I noticed the other day while browsing the liquor shelves at Bowery & Vine on the Lower East Side that Tequila Corazon, a brand under the Sazerac umbrella, has released a series of interesting tequila editions aged in oak barrels from the parent company’s Antique Collection bourbons and ryes (Thomas Handy, George T. Stagg, etc.). I’m a fan of Añejo tequila, and a fan of Sazerac’s various high end whiskey offerings, so a bottle of Añejo tequila aged in Old Rip Van Winkle bourbon barrels was a somewhat pricey but hard to resist splurge for me.
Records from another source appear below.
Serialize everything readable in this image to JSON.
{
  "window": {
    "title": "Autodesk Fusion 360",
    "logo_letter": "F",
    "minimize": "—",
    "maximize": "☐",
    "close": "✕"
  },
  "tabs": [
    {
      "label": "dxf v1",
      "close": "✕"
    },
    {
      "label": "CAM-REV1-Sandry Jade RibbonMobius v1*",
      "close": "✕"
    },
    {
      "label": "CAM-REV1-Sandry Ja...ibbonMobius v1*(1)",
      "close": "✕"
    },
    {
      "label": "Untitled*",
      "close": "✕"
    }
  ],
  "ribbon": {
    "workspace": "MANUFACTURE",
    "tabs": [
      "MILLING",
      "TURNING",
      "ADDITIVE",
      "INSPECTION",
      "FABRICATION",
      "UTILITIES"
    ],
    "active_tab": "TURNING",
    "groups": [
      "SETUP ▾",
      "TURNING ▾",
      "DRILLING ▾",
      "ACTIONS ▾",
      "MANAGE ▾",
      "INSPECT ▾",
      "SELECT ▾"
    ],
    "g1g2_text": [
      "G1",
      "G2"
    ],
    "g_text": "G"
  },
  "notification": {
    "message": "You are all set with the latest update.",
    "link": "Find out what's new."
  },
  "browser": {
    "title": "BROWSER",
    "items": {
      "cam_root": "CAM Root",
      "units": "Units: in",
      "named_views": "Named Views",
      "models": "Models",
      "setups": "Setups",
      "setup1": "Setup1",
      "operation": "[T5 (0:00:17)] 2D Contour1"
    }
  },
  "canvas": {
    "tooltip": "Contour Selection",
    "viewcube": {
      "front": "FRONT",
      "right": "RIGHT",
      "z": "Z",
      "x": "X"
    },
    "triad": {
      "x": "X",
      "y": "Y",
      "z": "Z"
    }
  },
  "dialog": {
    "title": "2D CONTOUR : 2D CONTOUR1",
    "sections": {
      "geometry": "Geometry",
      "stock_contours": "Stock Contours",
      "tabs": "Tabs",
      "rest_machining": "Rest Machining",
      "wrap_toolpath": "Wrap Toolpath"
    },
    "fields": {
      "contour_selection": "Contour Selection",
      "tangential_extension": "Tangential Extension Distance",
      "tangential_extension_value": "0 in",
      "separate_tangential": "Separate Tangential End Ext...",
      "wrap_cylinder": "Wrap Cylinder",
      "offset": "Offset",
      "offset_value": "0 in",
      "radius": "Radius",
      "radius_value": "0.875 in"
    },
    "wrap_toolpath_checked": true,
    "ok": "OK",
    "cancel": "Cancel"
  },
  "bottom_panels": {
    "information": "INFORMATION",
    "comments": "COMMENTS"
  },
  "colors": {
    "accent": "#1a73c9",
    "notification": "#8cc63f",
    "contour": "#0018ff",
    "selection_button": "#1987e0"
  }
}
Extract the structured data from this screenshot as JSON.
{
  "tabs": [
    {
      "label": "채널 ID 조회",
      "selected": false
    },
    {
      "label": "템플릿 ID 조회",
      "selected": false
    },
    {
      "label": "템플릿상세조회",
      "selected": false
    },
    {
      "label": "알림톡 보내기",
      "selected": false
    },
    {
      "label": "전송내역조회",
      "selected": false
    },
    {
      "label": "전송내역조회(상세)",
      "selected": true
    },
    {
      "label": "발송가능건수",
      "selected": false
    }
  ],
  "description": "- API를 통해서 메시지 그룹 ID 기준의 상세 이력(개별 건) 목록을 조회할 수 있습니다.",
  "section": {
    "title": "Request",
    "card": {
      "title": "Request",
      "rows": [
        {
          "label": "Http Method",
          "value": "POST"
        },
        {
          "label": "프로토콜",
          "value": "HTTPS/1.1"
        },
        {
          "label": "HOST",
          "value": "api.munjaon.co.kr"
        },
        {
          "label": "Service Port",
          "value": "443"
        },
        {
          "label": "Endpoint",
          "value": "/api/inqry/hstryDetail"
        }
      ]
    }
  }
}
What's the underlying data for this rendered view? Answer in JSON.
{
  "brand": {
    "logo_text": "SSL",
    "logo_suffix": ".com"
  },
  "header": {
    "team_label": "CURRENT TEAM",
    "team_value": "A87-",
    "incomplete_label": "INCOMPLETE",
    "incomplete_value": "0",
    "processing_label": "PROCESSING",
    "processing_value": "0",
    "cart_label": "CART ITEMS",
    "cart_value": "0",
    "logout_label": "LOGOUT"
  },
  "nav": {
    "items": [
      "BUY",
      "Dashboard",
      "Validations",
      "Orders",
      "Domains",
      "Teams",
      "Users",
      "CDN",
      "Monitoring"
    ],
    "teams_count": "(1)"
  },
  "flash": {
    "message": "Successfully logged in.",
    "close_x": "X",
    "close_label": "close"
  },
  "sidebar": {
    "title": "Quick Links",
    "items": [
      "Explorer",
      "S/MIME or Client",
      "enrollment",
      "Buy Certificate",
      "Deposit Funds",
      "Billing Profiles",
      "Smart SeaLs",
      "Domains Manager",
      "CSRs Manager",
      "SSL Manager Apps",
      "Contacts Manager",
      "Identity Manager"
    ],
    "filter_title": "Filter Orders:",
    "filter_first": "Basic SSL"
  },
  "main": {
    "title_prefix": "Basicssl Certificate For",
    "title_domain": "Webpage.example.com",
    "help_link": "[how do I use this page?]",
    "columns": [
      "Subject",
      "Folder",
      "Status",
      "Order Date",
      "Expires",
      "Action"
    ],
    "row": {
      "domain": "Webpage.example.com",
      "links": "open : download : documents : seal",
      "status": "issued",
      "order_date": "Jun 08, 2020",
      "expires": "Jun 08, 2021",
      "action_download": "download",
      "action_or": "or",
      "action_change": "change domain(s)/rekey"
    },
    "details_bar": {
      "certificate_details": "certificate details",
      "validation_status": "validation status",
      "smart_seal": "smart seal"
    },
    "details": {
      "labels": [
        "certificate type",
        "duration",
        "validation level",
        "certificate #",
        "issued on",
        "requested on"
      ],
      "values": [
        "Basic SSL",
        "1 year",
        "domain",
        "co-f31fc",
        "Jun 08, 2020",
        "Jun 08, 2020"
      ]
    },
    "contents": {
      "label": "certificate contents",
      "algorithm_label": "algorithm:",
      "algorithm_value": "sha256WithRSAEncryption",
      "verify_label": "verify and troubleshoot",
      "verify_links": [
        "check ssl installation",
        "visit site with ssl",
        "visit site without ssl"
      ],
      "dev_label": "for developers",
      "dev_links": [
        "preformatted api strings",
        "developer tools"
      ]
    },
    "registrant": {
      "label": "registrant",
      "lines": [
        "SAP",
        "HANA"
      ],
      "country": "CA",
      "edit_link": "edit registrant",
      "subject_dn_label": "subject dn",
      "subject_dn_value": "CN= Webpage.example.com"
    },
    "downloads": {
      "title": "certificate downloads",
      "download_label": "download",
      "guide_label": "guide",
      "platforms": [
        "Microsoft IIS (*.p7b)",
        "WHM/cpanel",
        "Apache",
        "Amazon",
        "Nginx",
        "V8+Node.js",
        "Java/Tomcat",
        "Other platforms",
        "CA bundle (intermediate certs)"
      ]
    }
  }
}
Fortunately, I didn’t regret the purchase a bit once I got home. Often these sorts of connoisseur products end up being expensive but disappointing gimmicks, but this one is a true win. The wood-ey, maple-syrup-and-pecan influence of the bourbon is clearly detectable, but it manages to blend elegantly with the citrus agave sweetness of the tequila into a very refined sipping spirit.
Never one to shy away from trying expensive, refined booze in a cocktail, I promptly tried the Van Winkle-aged tequila in a margarita, where it was good but perhaps a bit sweet (I really prefer the peppery bite of a blanco tequila in a margarita), with subtle wood notes poking through the sweet and sour. As I expected, though, where it really shined was in a spirit-forward context like the Oaxaca Old Fashioned (pictured above), where it provides a nice subtle whiskey-esque undertone that calls to mind the drink’s whiskey-based progenitor.
Sunny’s Bar - Red Hook, Brooklyn
Tommy, another regular, recounted an oft-told Blarney Cove legend. One evening, he said, a regular was sitting alone at the end of the bar, minding his business, enjoying his $1.50 mugs of beer with all the usual contentment of an old drinker on a young night. Suddenly, but without fuss, the man set down his mug, shut his eyes, slumped forward, and died right there in his chair. “They put him in the freezer,” Tommy said. And the next day his body was gone.
When Tommy finished the story, Derrick, the priest, turned to the bartender, as if to take stock of things. “Every real milestone, I’ve come in here to deal with it,” he said. “I’m happy this place is closing.”
She smiled. “Thank you.”
It occurred to me that nobody in a lifeboat is happy to be lost at sea.
Tools of the trade.
Planter’s Punch for Two at ZZ’s Clam Bar in New York (from The Red Sauce Juggernaut - NYTimes.com)